(TASK PROMPT) Hunt through the lines below for the string "JSON" and copy each one that has it.

Start of Block

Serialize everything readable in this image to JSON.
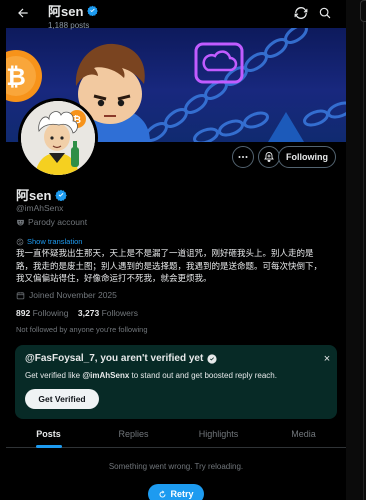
{
  "header": {
    "title": "阿sen",
    "posts_count": "1,188 posts"
  },
  "profile": {
    "name": "阿sen",
    "handle": "@imAhSenx",
    "parody_label": "Parody account",
    "show_translation": "Show translation",
    "bio_lines": [
      "我一直怀疑我出生那天，天上是不是漏了一道诅咒，刚好砸我头上。别人走的是",
      "路，我走的是废土图；别人遇到的是选择题，我遇到的是送命题。可每次快倒下，",
      "我又偏偏站得住，好像命运打不死我，就会更烦我。"
    ],
    "joined": "Joined November 2025",
    "following_count": "892",
    "following_label": "Following",
    "followers_count": "3,273",
    "followers_label": "Followers",
    "not_followed": "Not followed by anyone you're following",
    "follow_button": "Following"
  },
  "verify_card": {
    "title": "@FasFoysal_7, you aren't verified yet",
    "desc_prefix": "Get verified like ",
    "desc_handle": "@imAhSenx",
    "desc_suffix": " to stand out and get boosted reply reach.",
    "button": "Get Verified",
    "close": "×"
  },
  "tabs": [
    {
      "label": "Posts"
    },
    {
      "label": "Replies"
    },
    {
      "label": "Highlights"
    },
    {
      "label": "Media"
    }
  ],
  "feed": {
    "error": "Something went wrong. Try reloading.",
    "retry": "Retry"
  },
  "colors": {
    "accent": "#1d9bf0",
    "verified": "#1d9bf0",
    "card_bg": "#072a26"
  },
  "icons": [
    "back-arrow-icon",
    "refresh-icon",
    "search-icon",
    "verified-badge-icon",
    "more-icon",
    "subscribe-icon",
    "parody-mask-icon",
    "translate-icon",
    "calendar-icon",
    "close-icon",
    "retry-icon"
  ]
}
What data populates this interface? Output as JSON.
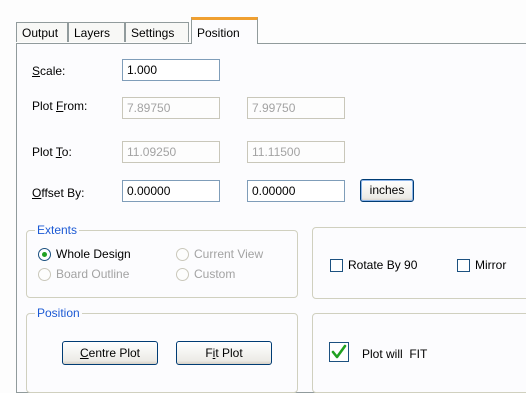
{
  "tabs": [
    "Output",
    "Layers",
    "Settings",
    "Position"
  ],
  "active_tab": "Position",
  "scale": {
    "label_ul": "S",
    "label_rest": "cale:",
    "value": "1.000"
  },
  "plot_from": {
    "label_pre": "Plot ",
    "label_ul": "F",
    "label_rest": "rom:",
    "x": "7.89750",
    "y": "7.99750"
  },
  "plot_to": {
    "label_pre": "Plot ",
    "label_ul": "T",
    "label_rest": "o:",
    "x": "11.09250",
    "y": "11.11500"
  },
  "offset_by": {
    "label_ul": "O",
    "label_rest": "ffset By:",
    "x": "0.00000",
    "y": "0.00000"
  },
  "units_button": "inches",
  "extents": {
    "title": "Extents",
    "options": [
      {
        "label": "Whole Design",
        "selected": true,
        "enabled": true
      },
      {
        "label": "Current View",
        "selected": false,
        "enabled": false
      },
      {
        "label": "Board Outline",
        "selected": false,
        "enabled": false
      },
      {
        "label": "Custom",
        "selected": false,
        "enabled": false
      }
    ]
  },
  "orientation": {
    "rotate_label": "Rotate By 90",
    "rotate_checked": false,
    "mirror_label": "Mirror",
    "mirror_checked": false
  },
  "position_group": {
    "title": "Position",
    "centre_ul": "C",
    "centre_rest": "entre Plot",
    "fit_pre": "F",
    "fit_ul": "i",
    "fit_rest": "t Plot"
  },
  "fit_status": {
    "text": "Plot will  FIT",
    "ok": true
  },
  "colors": {
    "accent_tab": "#f0a030",
    "group_title": "#1c5ad4",
    "check_green": "#21a121",
    "border": "#919b9c"
  }
}
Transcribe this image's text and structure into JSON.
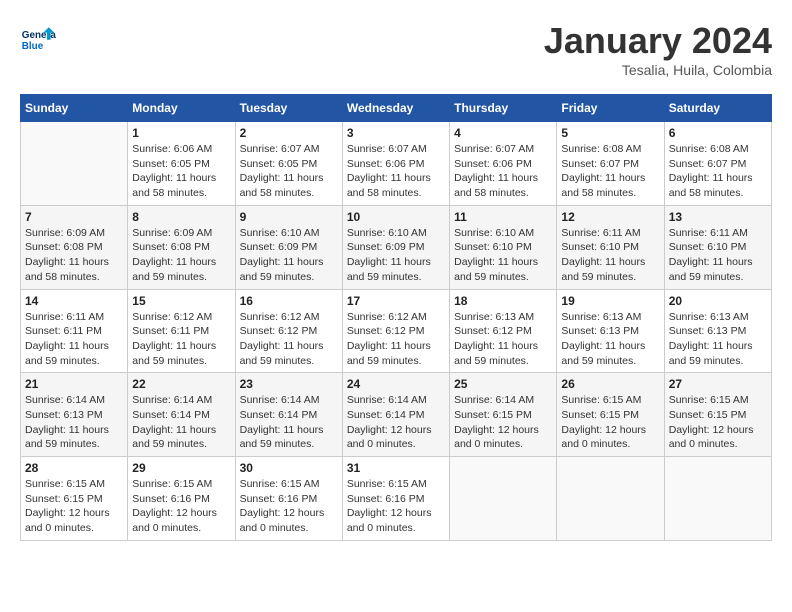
{
  "header": {
    "logo_general": "General",
    "logo_blue": "Blue",
    "month": "January 2024",
    "location": "Tesalia, Huila, Colombia"
  },
  "days_of_week": [
    "Sunday",
    "Monday",
    "Tuesday",
    "Wednesday",
    "Thursday",
    "Friday",
    "Saturday"
  ],
  "weeks": [
    [
      {
        "num": "",
        "empty": true
      },
      {
        "num": "1",
        "sunrise": "6:06 AM",
        "sunset": "6:05 PM",
        "daylight": "11 hours and 58 minutes."
      },
      {
        "num": "2",
        "sunrise": "6:07 AM",
        "sunset": "6:05 PM",
        "daylight": "11 hours and 58 minutes."
      },
      {
        "num": "3",
        "sunrise": "6:07 AM",
        "sunset": "6:06 PM",
        "daylight": "11 hours and 58 minutes."
      },
      {
        "num": "4",
        "sunrise": "6:07 AM",
        "sunset": "6:06 PM",
        "daylight": "11 hours and 58 minutes."
      },
      {
        "num": "5",
        "sunrise": "6:08 AM",
        "sunset": "6:07 PM",
        "daylight": "11 hours and 58 minutes."
      },
      {
        "num": "6",
        "sunrise": "6:08 AM",
        "sunset": "6:07 PM",
        "daylight": "11 hours and 58 minutes."
      }
    ],
    [
      {
        "num": "7",
        "sunrise": "6:09 AM",
        "sunset": "6:08 PM",
        "daylight": "11 hours and 58 minutes."
      },
      {
        "num": "8",
        "sunrise": "6:09 AM",
        "sunset": "6:08 PM",
        "daylight": "11 hours and 59 minutes."
      },
      {
        "num": "9",
        "sunrise": "6:10 AM",
        "sunset": "6:09 PM",
        "daylight": "11 hours and 59 minutes."
      },
      {
        "num": "10",
        "sunrise": "6:10 AM",
        "sunset": "6:09 PM",
        "daylight": "11 hours and 59 minutes."
      },
      {
        "num": "11",
        "sunrise": "6:10 AM",
        "sunset": "6:10 PM",
        "daylight": "11 hours and 59 minutes."
      },
      {
        "num": "12",
        "sunrise": "6:11 AM",
        "sunset": "6:10 PM",
        "daylight": "11 hours and 59 minutes."
      },
      {
        "num": "13",
        "sunrise": "6:11 AM",
        "sunset": "6:10 PM",
        "daylight": "11 hours and 59 minutes."
      }
    ],
    [
      {
        "num": "14",
        "sunrise": "6:11 AM",
        "sunset": "6:11 PM",
        "daylight": "11 hours and 59 minutes."
      },
      {
        "num": "15",
        "sunrise": "6:12 AM",
        "sunset": "6:11 PM",
        "daylight": "11 hours and 59 minutes."
      },
      {
        "num": "16",
        "sunrise": "6:12 AM",
        "sunset": "6:12 PM",
        "daylight": "11 hours and 59 minutes."
      },
      {
        "num": "17",
        "sunrise": "6:12 AM",
        "sunset": "6:12 PM",
        "daylight": "11 hours and 59 minutes."
      },
      {
        "num": "18",
        "sunrise": "6:13 AM",
        "sunset": "6:12 PM",
        "daylight": "11 hours and 59 minutes."
      },
      {
        "num": "19",
        "sunrise": "6:13 AM",
        "sunset": "6:13 PM",
        "daylight": "11 hours and 59 minutes."
      },
      {
        "num": "20",
        "sunrise": "6:13 AM",
        "sunset": "6:13 PM",
        "daylight": "11 hours and 59 minutes."
      }
    ],
    [
      {
        "num": "21",
        "sunrise": "6:14 AM",
        "sunset": "6:13 PM",
        "daylight": "11 hours and 59 minutes."
      },
      {
        "num": "22",
        "sunrise": "6:14 AM",
        "sunset": "6:14 PM",
        "daylight": "11 hours and 59 minutes."
      },
      {
        "num": "23",
        "sunrise": "6:14 AM",
        "sunset": "6:14 PM",
        "daylight": "11 hours and 59 minutes."
      },
      {
        "num": "24",
        "sunrise": "6:14 AM",
        "sunset": "6:14 PM",
        "daylight": "12 hours and 0 minutes."
      },
      {
        "num": "25",
        "sunrise": "6:14 AM",
        "sunset": "6:15 PM",
        "daylight": "12 hours and 0 minutes."
      },
      {
        "num": "26",
        "sunrise": "6:15 AM",
        "sunset": "6:15 PM",
        "daylight": "12 hours and 0 minutes."
      },
      {
        "num": "27",
        "sunrise": "6:15 AM",
        "sunset": "6:15 PM",
        "daylight": "12 hours and 0 minutes."
      }
    ],
    [
      {
        "num": "28",
        "sunrise": "6:15 AM",
        "sunset": "6:15 PM",
        "daylight": "12 hours and 0 minutes."
      },
      {
        "num": "29",
        "sunrise": "6:15 AM",
        "sunset": "6:16 PM",
        "daylight": "12 hours and 0 minutes."
      },
      {
        "num": "30",
        "sunrise": "6:15 AM",
        "sunset": "6:16 PM",
        "daylight": "12 hours and 0 minutes."
      },
      {
        "num": "31",
        "sunrise": "6:15 AM",
        "sunset": "6:16 PM",
        "daylight": "12 hours and 0 minutes."
      },
      {
        "num": "",
        "empty": true
      },
      {
        "num": "",
        "empty": true
      },
      {
        "num": "",
        "empty": true
      }
    ]
  ],
  "labels": {
    "sunrise": "Sunrise: ",
    "sunset": "Sunset: ",
    "daylight": "Daylight: "
  }
}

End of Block

(WORKED SOLUTION)
Serialize everything readable in this image to JSON.
What data populates this interface? Output as JSON.
Transcribe this image's text and structure into JSON.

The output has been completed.